OpenMovieFile openMovieFile = OpenMovieFile.asRead(movFile);
Movie m = Movie.fromFile (openMovieFile);
m.getTimeBase().setFlags (loopTimeBase);
MoviePlayer moviePlayer = new MoviePlayer (m);
QDRect r = moviePlayer.getDisplayBounds();
Dimension d = new Dimension (r.getWidth(), r.getHeight());
ip = new QTImageProducer (moviePlayer, d);

//this tells us that the movie has redrawn and
//we use this to redraw the QTImageProducer - which will
//supply more pixel data to its registered consumers

m.setDrawingCompleteProc (movieDrawingCallWhenChanged, this);
IPJComponent canv = new IPJComponent (d, ip);
pan.add("Center", canv);

The following is the execute() method of the MovieDrawingComplete interface. This execute() method is invoked whenever the movie draws. We use the updateConsumers() method of the QTImageProducer as the movie has already drawn when this callback is executed, so we only need to notify the image consumers and give them the new pixel data. If the movie hadn't drawn, then the QTImageProducer redraw() method would be called. This both redraws the QTDrawable source and updates the image consumers' pixel data:

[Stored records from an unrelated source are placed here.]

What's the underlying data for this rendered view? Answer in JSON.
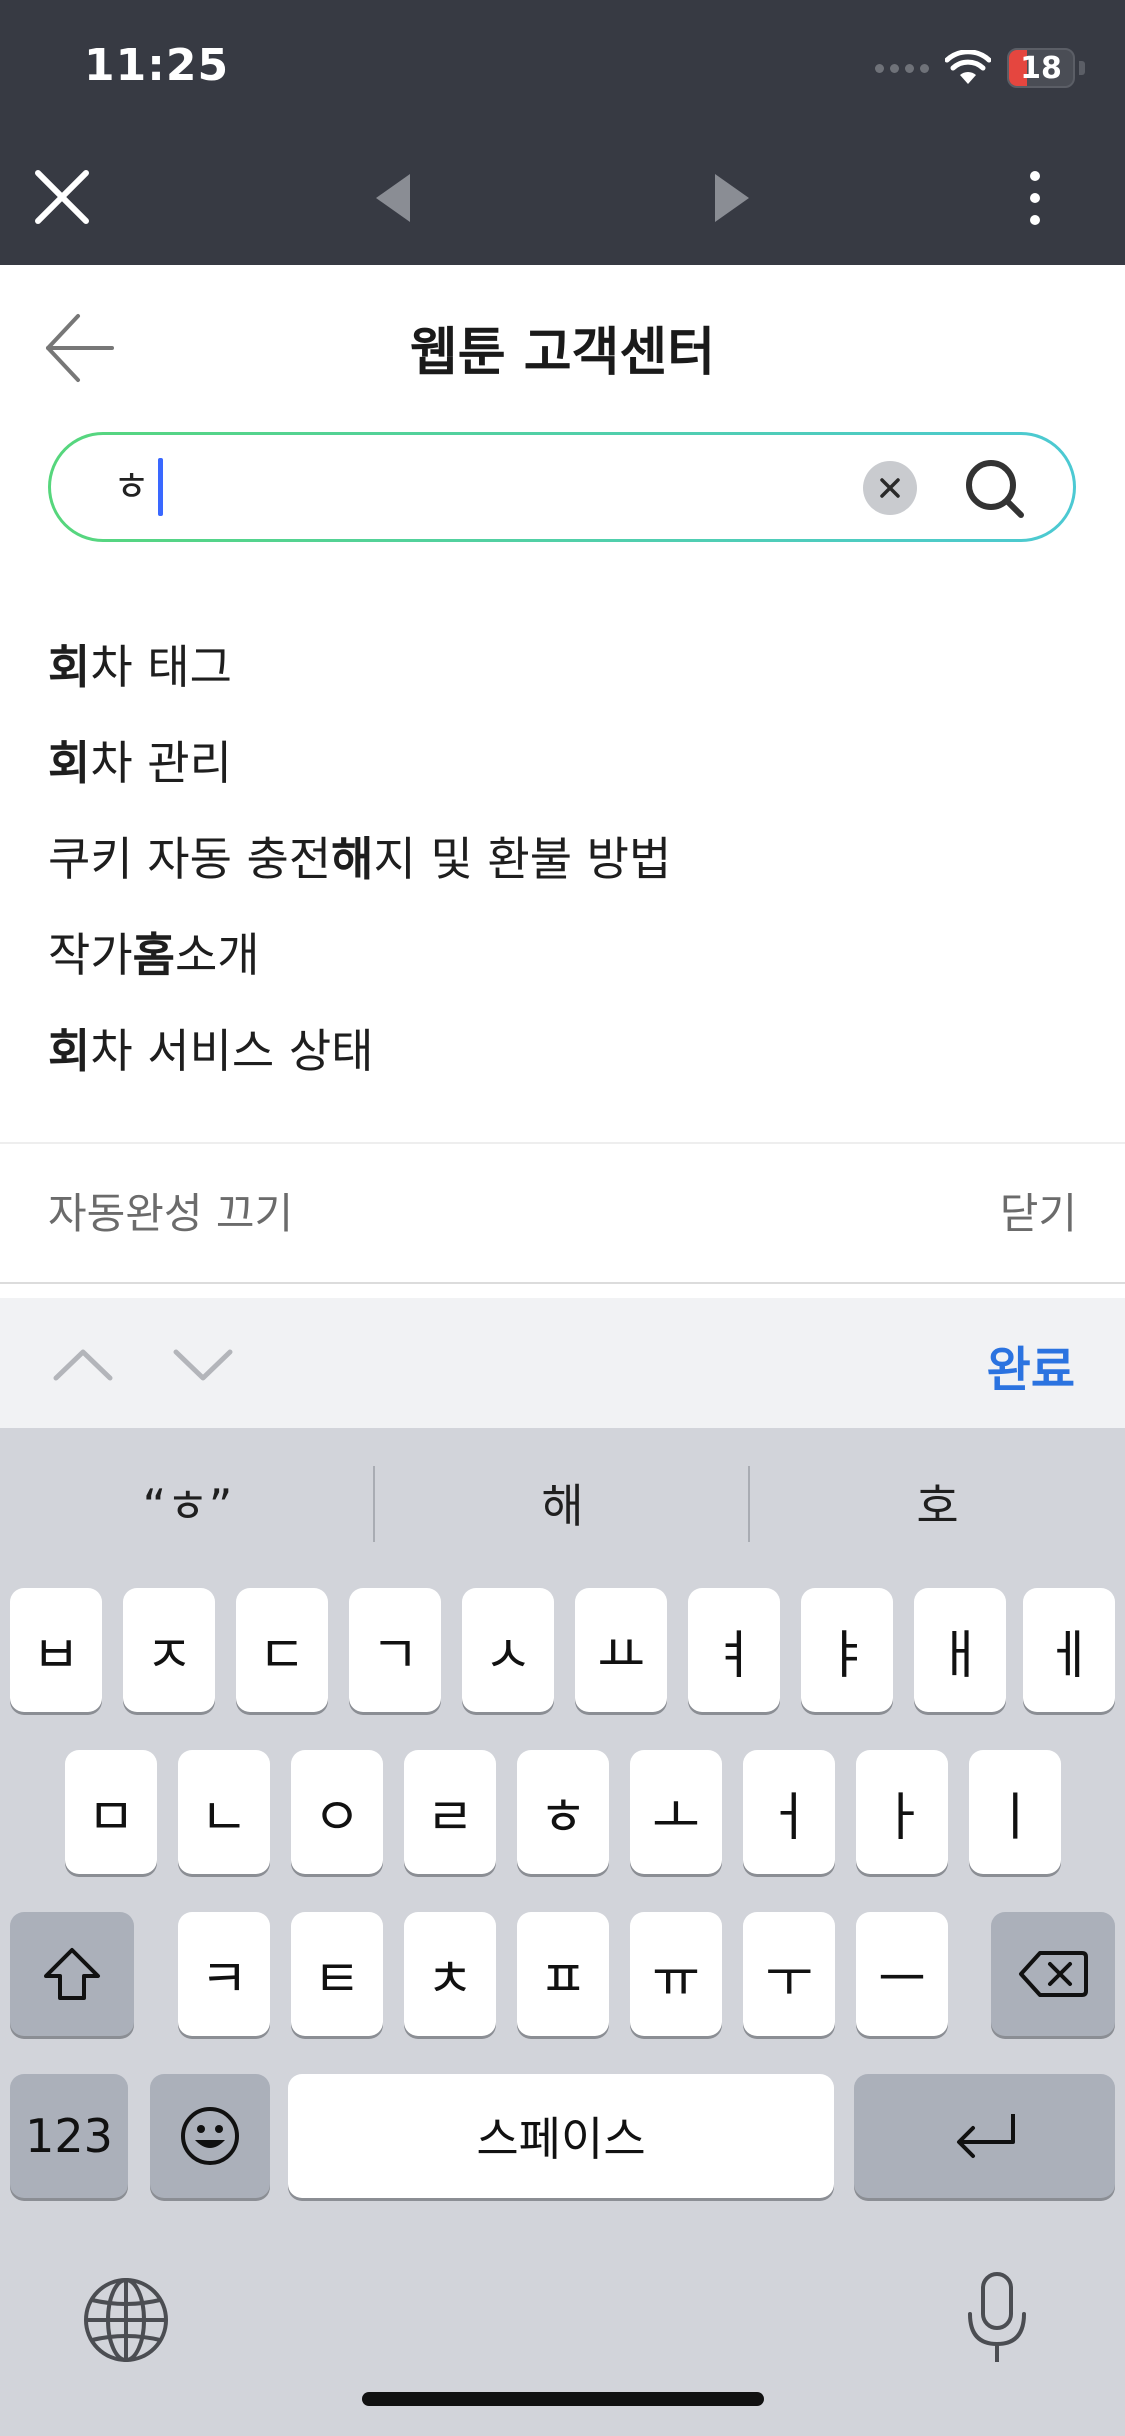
{
  "status_bar": {
    "time": "11:25",
    "battery": "18",
    "battery_level": 0.18
  },
  "page": {
    "title": "웹툰 고객센터"
  },
  "search": {
    "value": "ㅎ"
  },
  "suggestions": [
    {
      "bold": "회",
      "rest": "차 태그"
    },
    {
      "bold": "회",
      "rest": "차 관리"
    },
    {
      "before": "쿠키 자동 충전 ",
      "bold": "해",
      "rest": "지 및 환불 방법"
    },
    {
      "before": "작가 ",
      "bold": "홈",
      "rest": " 소개"
    },
    {
      "bold": "회",
      "rest": "차 서비스 상태"
    }
  ],
  "autocomplete": {
    "off_label": "자동완성 끄기",
    "close_label": "닫기"
  },
  "accessory": {
    "done_label": "완료"
  },
  "predictions": [
    "“ㅎ”",
    "해",
    "호"
  ],
  "keyboard": {
    "row1": [
      "ㅂ",
      "ㅈ",
      "ㄷ",
      "ㄱ",
      "ㅅ",
      "ㅛ",
      "ㅕ",
      "ㅑ",
      "ㅐ",
      "ㅔ"
    ],
    "row2": [
      "ㅁ",
      "ㄴ",
      "ㅇ",
      "ㄹ",
      "ㅎ",
      "ㅗ",
      "ㅓ",
      "ㅏ",
      "ㅣ"
    ],
    "row3": [
      "ㅋ",
      "ㅌ",
      "ㅊ",
      "ㅍ",
      "ㅠ",
      "ㅜ",
      "ㅡ"
    ],
    "numbers_label": "123",
    "space_label": "스페이스"
  }
}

public int execute (Movie m) {
try {
  ip.updateConsumers (null);
    } catch (QTException e) {

return e.errorCode();
return 0;

The following shows the construction of the IPJComponent. This JComponent is a Swing component and its paint() method will draw the image that is the consumer of the QTImageProducer. The constructor creates a java.awt.Image, the createImage() method establishing the QTImageProducer as the producer of pixel data for this Image. The prepareImage() call establishes the IPJComponent as the ImageObserver of this process. The paint() method uses the supplied java.awt.Graphic drawImage() call to draw the Image, also passing the IPJComponent as the ImageObserver. Each time the QTImageProducer is redrawn, it notifies its image consumers that it has more pixel data. This will, in turn, notify the ImageObserver, which is the IPJComponent, that it should repaint itself. The paint() method is consequently called and drawImage() will draw the new pixel data to the screen.

static class IPJComponent extends JComponent {
IPJComponent (Dimension prefSize, QTImageProducer ip) {
pSize = prefSize;
im = createImage (ip);
prepareImage (im, this);
private Dimension pSize;
private Image im;
public Dimension getPreferredSize() {
return pSize;
public void paint (Graphics g) {
g.drawImage (im, 0, 0, pSize.width, pSize.height, this);
// stops flicker as we have no background color to erase
public void update (Graphics g) {
paint (g);

next up previous
Next: Using the QTImageDrawer Class Up: QuickTime for Java Previous: Quicktime to Java Imaging
Dave Marshall